▸ How to complete this task
Among the entries, how many lines hold the word "screenshot"? Respond with that number only.

□ □ □

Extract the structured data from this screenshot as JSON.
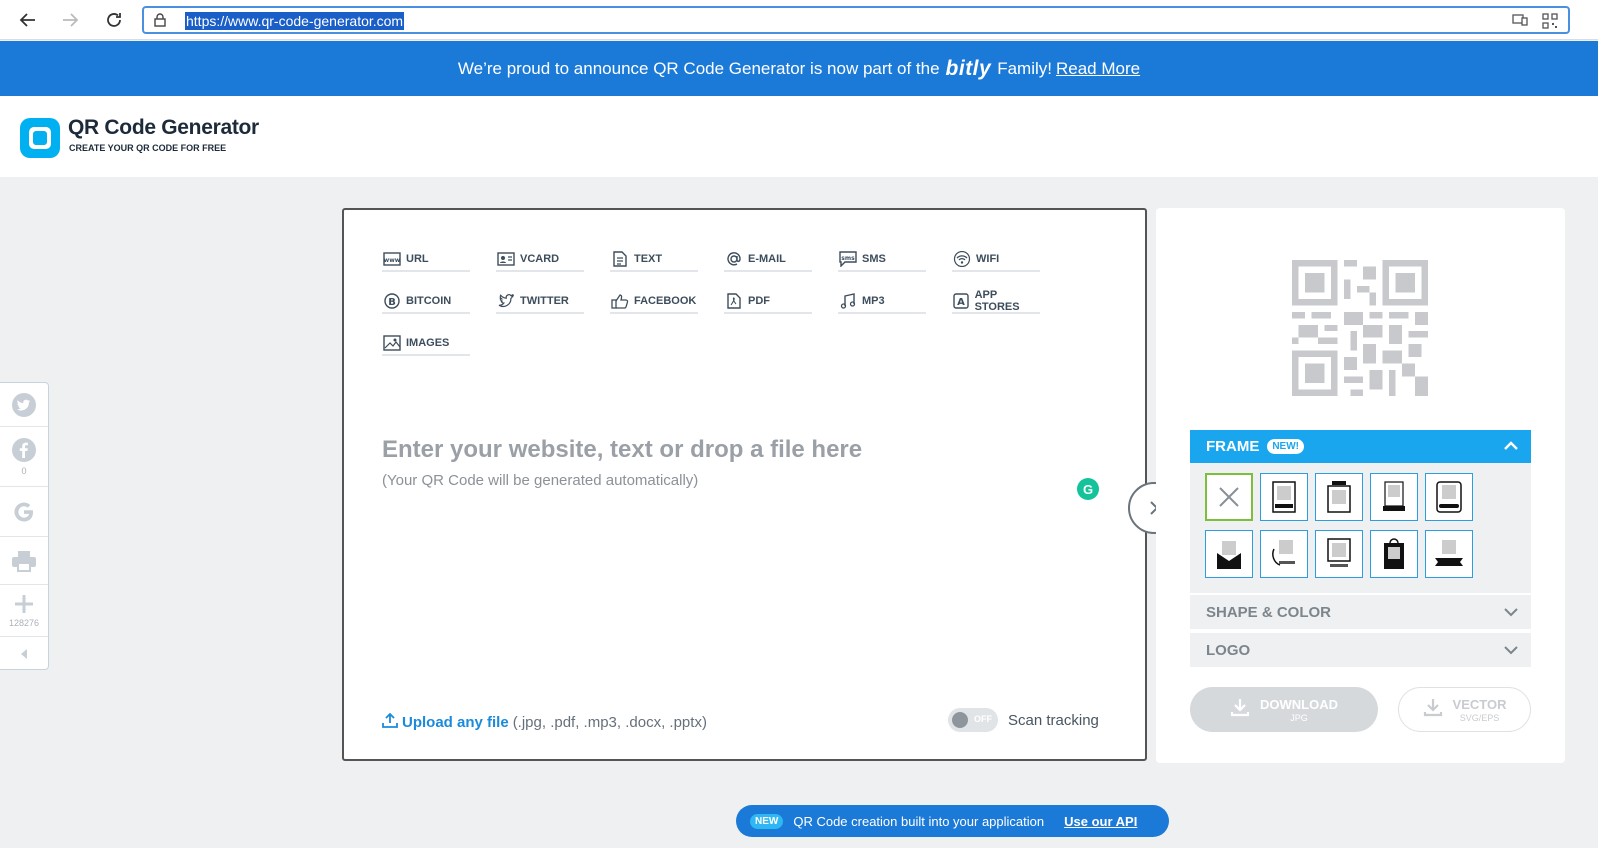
{
  "browser": {
    "url": "https://www.qr-code-generator.com"
  },
  "banner": {
    "text": "We’re proud to announce QR Code Generator is now part of the",
    "brand": "bitly",
    "suffix": "Family!",
    "link": "Read More"
  },
  "header": {
    "title": "QR Code Generator",
    "subtitle": "CREATE YOUR QR CODE FOR FREE"
  },
  "share": {
    "facebook_count": "0",
    "more_count": "128276"
  },
  "types": [
    {
      "label": "URL",
      "icon": "www-icon"
    },
    {
      "label": "VCARD",
      "icon": "vcard-icon"
    },
    {
      "label": "TEXT",
      "icon": "text-icon"
    },
    {
      "label": "E-MAIL",
      "icon": "at-icon"
    },
    {
      "label": "SMS",
      "icon": "sms-icon"
    },
    {
      "label": "WIFI",
      "icon": "wifi-icon"
    },
    {
      "label": "BITCOIN",
      "icon": "bitcoin-icon"
    },
    {
      "label": "TWITTER",
      "icon": "twitter-icon"
    },
    {
      "label": "FACEBOOK",
      "icon": "thumbs-up-icon"
    },
    {
      "label": "PDF",
      "icon": "pdf-icon"
    },
    {
      "label": "MP3",
      "icon": "music-note-icon"
    },
    {
      "label": "APP STORES",
      "icon": "app-store-icon"
    },
    {
      "label": "IMAGES",
      "icon": "image-icon"
    }
  ],
  "main": {
    "placeholder": "Enter your website, text or drop a file here",
    "hint": "(Your QR Code will be generated automatically)",
    "upload_link": "Upload any file",
    "upload_ext": "(.jpg, .pdf, .mp3, .docx, .pptx)",
    "toggle_state": "OFF",
    "tracking_label": "Scan tracking"
  },
  "customize": {
    "frame_label": "FRAME",
    "frame_badge": "NEW!",
    "shape_label": "SHAPE & COLOR",
    "logo_label": "LOGO"
  },
  "download": {
    "primary": "DOWNLOAD",
    "primary_sub": "JPG",
    "secondary": "VECTOR",
    "secondary_sub": "SVG/EPS"
  },
  "api": {
    "badge": "NEW",
    "text": "QR Code creation built into your application",
    "cta": "Use our API"
  },
  "colors": {
    "brand_blue": "#1b7ad8",
    "accent_cyan": "#1aa6ee",
    "selected_green": "#7bbf3d"
  }
}
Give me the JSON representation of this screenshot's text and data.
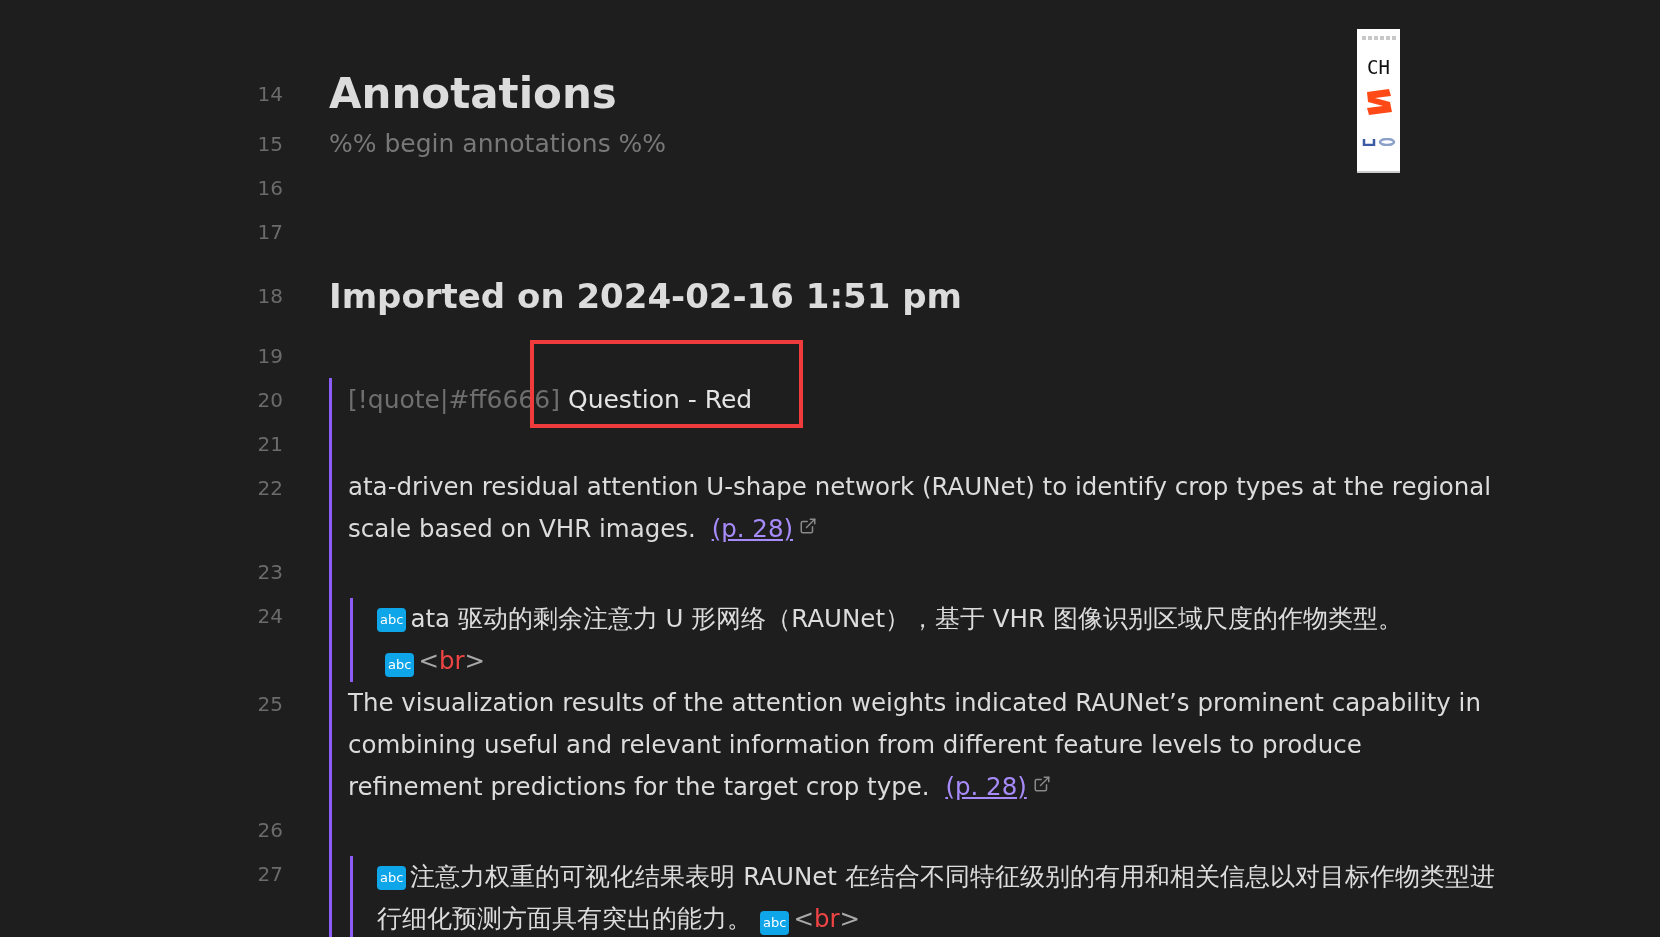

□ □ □

▸ Solution
2